We can summarise the difference between the types of subjects that Yolngu malha speakers and English speakers take for their sentences:
Matter which is a bounded and spatially separate object and has a specific set of qualities: for example, those which go to make up canoe-ness.
Yolngu matha subjects
A type of relation between named elements of the world: for example, an on-ness associated with beach.
For an indication of the possible significance of such linguistic differences, we may turn again to Whorf:
The Indo-European languages and many others give great prominence to a type of sentence having two parts, each part built around a class of word-substantives and verbs-which those languages treat differently in grammar ... the contrast has been stated in logic in many different ways: subject and predicate, actor and action, things and relations between things. By these more or less distinct terms we ascribe a semi-fictitious isolation to parts of experience. English terms, like 'sky, hill, swamp,' persuade us to regard some elusive aspect of nature's endless variety as a distinct thing, almost like a table or chair. Thus, English and similar tongues lead us to think of the universe as a collection of rather distinct objects and events corresponding to words... The real question is: What do different languages do, not with these artificially isolated objects but with the flowing face of nature in its motion, color, and changing form; with clouds, beaches, and yonder flight of birds? For, as goes our segmentation of the face of nature, so goes our physics of the Cosmos.
Wharf, 'Languages and logic', in Carroll, pp.240-1
In Yolgnu matha, not only is the 'flowing face of nature' seen in a state of relatedness, but even tables, chairs, and canoes are so pictured. What, then, is the importance of this difference from English? Whorf felt such linguistic variations might ultimately be crucial to the advance of science. He pointed our that the English approach lends itself to classical physics and astronomy, which essentially sees the universe as a collection of detached objects. On the other hand, 20th-century physics with its emphasis on 'the field' and on 'relativity' forms a direct challenge to the ideological underpinnings of English and related languages.
Language is only one of the signing systems being used here. What Sorts of categories might these people have as the subjects of their sentences? Photograph: Oliver Strewe, Wildlight.
Similarly, in modern ecology, relatedness is of the upmost importance. Nature does not draw sharp boundaries around 'swamps' or 'forests', for example. To think of a forest as a separate 'detachable' segment of nature leads politicians to the absurd idea that they can preserve a rainforest by placing a fence around a stand of trees. In an important sense, even a crocodile is not ultimately separable from its environment. If all crocodiles in the Laynhapuy were transported to the Sydney zoo, both the crocodiles and the Laynhapuy would be significantly changed. This is to say that a crocodile in a zoo is not the same creature as a crocodile in the wild. Zoologists who only studied creatures in cages would know very little indeed about their subject.
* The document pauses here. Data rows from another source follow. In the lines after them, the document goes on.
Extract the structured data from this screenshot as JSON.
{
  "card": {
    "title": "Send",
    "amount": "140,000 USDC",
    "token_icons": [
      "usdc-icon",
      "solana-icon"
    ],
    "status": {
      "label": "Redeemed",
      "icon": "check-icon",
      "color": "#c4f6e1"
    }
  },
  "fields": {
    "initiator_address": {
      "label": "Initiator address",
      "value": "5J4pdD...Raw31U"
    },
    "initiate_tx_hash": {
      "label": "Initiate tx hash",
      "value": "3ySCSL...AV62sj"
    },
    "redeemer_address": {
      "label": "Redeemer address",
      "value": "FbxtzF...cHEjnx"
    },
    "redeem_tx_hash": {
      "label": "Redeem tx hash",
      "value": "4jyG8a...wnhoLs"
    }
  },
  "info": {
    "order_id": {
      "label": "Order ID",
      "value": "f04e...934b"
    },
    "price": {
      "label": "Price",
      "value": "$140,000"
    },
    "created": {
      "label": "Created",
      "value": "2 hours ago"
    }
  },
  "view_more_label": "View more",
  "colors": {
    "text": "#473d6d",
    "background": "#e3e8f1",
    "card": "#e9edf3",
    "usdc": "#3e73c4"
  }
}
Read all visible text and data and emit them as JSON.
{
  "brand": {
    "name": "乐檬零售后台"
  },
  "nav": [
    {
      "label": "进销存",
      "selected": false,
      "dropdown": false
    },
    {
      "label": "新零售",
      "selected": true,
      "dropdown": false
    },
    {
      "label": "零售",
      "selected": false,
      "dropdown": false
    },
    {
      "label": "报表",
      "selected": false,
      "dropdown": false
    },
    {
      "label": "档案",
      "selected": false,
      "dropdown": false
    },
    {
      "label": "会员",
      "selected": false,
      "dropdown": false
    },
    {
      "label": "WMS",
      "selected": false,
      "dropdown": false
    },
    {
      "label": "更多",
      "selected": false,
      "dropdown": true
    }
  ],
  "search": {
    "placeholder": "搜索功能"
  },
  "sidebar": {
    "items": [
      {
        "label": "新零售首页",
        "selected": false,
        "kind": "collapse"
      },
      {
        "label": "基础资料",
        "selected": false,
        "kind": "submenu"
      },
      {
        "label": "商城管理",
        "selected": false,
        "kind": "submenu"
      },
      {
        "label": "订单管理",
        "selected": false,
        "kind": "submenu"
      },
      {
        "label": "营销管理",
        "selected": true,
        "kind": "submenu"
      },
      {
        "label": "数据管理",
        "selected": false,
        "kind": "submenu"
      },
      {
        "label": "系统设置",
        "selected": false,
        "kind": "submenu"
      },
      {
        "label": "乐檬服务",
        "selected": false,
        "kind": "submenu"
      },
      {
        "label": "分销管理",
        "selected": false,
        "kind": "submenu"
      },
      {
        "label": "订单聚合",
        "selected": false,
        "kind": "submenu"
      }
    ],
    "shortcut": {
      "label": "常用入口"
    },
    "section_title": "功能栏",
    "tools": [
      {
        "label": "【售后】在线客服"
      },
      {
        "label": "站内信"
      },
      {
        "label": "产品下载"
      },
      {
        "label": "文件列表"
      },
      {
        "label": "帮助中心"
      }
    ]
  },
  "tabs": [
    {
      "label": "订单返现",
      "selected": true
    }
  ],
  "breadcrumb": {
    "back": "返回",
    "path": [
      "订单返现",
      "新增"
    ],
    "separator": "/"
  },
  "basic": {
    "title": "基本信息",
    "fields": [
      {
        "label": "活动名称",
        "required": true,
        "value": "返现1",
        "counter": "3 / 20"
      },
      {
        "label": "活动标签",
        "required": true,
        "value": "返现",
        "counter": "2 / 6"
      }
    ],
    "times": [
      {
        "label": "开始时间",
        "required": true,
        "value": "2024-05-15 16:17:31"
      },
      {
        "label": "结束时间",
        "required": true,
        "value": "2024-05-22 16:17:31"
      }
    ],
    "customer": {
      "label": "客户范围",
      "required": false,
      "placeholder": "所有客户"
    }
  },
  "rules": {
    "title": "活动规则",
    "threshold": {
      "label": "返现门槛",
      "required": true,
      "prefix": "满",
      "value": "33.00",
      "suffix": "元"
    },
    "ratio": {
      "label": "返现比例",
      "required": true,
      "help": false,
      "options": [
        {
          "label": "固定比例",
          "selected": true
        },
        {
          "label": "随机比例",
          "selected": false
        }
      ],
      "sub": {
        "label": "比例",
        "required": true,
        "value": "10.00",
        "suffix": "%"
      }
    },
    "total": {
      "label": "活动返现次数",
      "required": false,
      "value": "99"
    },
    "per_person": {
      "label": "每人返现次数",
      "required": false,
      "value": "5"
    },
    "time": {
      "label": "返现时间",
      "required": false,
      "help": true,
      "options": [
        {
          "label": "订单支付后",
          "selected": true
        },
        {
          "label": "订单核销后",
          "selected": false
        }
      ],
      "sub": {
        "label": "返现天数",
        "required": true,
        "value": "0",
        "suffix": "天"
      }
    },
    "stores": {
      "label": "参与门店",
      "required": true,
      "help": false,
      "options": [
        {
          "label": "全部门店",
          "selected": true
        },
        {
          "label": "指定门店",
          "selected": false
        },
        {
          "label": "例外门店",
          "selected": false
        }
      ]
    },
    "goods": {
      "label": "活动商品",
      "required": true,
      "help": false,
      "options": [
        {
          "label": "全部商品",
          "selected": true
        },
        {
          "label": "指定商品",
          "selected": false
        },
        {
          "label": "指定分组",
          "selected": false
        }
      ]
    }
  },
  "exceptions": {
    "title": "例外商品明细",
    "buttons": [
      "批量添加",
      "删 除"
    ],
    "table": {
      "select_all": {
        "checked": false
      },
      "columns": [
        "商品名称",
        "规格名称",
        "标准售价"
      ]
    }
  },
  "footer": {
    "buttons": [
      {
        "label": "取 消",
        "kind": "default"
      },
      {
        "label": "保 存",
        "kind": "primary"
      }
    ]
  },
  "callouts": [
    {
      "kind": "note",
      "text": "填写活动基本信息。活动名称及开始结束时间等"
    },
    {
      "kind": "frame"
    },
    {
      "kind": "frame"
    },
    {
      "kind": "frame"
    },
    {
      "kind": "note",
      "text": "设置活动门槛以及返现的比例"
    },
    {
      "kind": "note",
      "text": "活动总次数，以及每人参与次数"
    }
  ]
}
Ultimately, there is no way of adjudicating which categorisation system is 'more correct' or 'better', though it is possible that particular languages may be better suited to certain specific tasks. Nor can we ever say anything final about how such language categories fit with the 'real' world. As we said earlier, such matters are inscrutable. But as we have also seen, the categories are not ineffable. We can map languages onto each other. The translations may be awkward, but understandings are usually possible based on shared experiences. In other words, we can say something about how categories of one language fit with categories of another, and we can set up criteria for the compatibility of the conceptual systems of languages.
To set up such criteria is beyond the scope of our purposes here, bur it is important to look at some of the issues with which such a discussion must deal. For example, what are the practical, as well as the philosophical implications, of finding conceptual systems that are organised differently, as in the canoe example above? A preliminary answer may be that difficulties of communication between the language groups should be expected, but that these may be overcome with care, mutual respect and attention to detail. Furthermore, such differences of conceptual organisation may help explain differences of belief and behaviour with respect to nature. From what we have seen, and will see below, of Aboriginal attitudes to nature, it is no surprise to find in their language grammatical focus on aspects of relatedness within the natural world.
The study of anthropological linguistics adopts a quite different perspective on the problem from that explored above. Rather than examining grammatical categories, this approach analyses the content of the lexicon (or vocabulary). For example, if we are told that the Inuit (Eskimo) have seventeen words for the one English concept 'snow', does this language difference really matter? This case does not mark a significant conceptual difference: rather it marks an instance of carving up nature with a 'rapier' as opposed to a 'blunt instrument'. The Inuit's fine-grained analysis may be taken as an indicator of special and detailed knowledge of the subject, but it indicates no necessary, or even likely, incompatibility between the two languages.